The government itself has encouraged cost-saving initiatives similar to those deployed by DRET, and now sends school resource management advisers in to schools and trusts to help them find ways to trim more from their budgets.

But the initiatives have prompted a backlash from angry heads, who say they are being blamed for years of underfunding.

Hackwood, a former education director at Capita who will leave DRET at the end of this academic year, said the steps taken by her trust “make educational and staff sense”, and insisted the organisation is not alone in considering how best to cover staff absence.

She also defended efforts to cut down on non-essential travel and using technology for communication, and said making schools get non-teaching rules signed off by her “means that we think twice about the best use of our resources”.

“These are sensible management approaches to relieving the funding grip we and many others find ourselves in. Many more are just plain common sense economically – not to mention environmentally.”

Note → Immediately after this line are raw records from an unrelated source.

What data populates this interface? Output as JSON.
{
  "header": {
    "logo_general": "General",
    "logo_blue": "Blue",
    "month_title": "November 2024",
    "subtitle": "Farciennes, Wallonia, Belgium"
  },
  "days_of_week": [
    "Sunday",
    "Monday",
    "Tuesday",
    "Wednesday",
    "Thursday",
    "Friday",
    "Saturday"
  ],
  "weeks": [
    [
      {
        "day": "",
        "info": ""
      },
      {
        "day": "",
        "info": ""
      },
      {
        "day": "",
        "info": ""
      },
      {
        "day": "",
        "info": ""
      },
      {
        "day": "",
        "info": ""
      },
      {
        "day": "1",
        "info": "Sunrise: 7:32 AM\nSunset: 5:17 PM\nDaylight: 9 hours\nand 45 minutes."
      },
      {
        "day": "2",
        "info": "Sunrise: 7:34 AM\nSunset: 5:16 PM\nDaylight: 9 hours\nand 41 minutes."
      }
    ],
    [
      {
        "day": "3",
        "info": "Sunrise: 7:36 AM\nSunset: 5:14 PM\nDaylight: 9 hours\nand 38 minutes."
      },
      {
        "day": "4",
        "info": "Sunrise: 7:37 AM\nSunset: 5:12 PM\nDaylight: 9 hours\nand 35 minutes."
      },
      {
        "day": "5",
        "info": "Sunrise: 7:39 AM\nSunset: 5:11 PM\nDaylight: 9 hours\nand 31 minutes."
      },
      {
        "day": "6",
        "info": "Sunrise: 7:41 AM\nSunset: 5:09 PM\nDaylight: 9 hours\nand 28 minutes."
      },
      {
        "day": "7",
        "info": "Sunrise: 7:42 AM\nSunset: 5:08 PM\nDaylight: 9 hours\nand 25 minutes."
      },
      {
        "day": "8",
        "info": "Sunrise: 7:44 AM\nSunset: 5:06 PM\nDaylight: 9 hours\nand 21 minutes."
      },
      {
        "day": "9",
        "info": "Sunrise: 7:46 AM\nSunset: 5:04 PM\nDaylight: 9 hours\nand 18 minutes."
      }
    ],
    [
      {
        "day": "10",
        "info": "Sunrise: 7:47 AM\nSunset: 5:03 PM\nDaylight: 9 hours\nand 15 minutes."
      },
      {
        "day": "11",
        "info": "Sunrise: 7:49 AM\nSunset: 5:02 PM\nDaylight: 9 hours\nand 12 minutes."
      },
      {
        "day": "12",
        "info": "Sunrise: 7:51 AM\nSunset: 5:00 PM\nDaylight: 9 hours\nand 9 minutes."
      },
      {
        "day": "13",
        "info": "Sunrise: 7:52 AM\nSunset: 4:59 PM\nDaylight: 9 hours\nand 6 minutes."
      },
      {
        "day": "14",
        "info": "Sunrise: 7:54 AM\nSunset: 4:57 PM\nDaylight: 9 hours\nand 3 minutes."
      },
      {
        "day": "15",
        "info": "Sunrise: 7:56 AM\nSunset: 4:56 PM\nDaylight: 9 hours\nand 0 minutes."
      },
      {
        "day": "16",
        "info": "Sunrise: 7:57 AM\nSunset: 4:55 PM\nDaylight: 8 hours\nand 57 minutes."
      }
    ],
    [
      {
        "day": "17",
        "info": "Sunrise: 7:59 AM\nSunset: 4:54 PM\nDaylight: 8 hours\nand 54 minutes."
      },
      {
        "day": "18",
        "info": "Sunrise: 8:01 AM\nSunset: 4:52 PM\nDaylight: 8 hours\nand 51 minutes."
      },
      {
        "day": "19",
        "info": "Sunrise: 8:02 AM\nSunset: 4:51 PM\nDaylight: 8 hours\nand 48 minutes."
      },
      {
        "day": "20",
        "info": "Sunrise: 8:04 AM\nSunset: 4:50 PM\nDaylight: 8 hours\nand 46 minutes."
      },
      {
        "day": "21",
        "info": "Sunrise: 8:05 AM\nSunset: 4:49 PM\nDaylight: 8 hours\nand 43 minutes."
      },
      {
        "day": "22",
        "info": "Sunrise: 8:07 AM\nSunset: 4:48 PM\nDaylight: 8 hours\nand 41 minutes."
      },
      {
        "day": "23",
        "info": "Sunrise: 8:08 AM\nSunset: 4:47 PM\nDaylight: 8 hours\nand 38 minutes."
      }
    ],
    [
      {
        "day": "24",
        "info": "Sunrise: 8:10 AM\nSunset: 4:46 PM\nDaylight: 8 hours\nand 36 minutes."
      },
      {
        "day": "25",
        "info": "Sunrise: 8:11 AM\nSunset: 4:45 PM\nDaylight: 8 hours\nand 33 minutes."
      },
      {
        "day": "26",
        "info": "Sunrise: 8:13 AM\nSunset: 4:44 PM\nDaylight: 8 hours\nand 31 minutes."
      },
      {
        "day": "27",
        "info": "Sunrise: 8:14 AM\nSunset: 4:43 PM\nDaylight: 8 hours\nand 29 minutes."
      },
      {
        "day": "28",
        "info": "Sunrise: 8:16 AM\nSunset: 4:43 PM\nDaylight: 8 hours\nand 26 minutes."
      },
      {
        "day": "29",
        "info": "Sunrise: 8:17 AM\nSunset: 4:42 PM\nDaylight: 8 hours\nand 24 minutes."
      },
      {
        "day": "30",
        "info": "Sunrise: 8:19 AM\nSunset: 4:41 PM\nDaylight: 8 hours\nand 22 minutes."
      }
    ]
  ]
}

Hackwood said considering whether documents need to be printed or copied, switching off lights in disused rooms and not filling the kettle for one cup of tea were “all things we typically do more of, and better, in our own households, yet less so in our places of work”.

“And that’s the central point: I want every member of staff to think of every penny as though it was their own. ‘Efficiencies’ and ‘value for money’ get bandied around all the time, but they don’t mean much unless we look at the everyday spend as well as large-scale items.

“Elite sports coaches obsess with marginal gains to move performance onwards and upwards, and while we are all used to looking at education performance in that way, the same level of discipline is not consistently applied operationally and financially.”

In 2018, DRET was warned by the Education and Skills Funding Agency that it was “vulnerable” following a review of its finances. It had a forecast deficit of £4.9 million as of June 2017, and officials raised concerns about “limited revenue funds”.

In response, the trust introduced a shared service for academy back office functions and pooled school budgets. Accounts show the trust had a deficit of £1 million as of last August.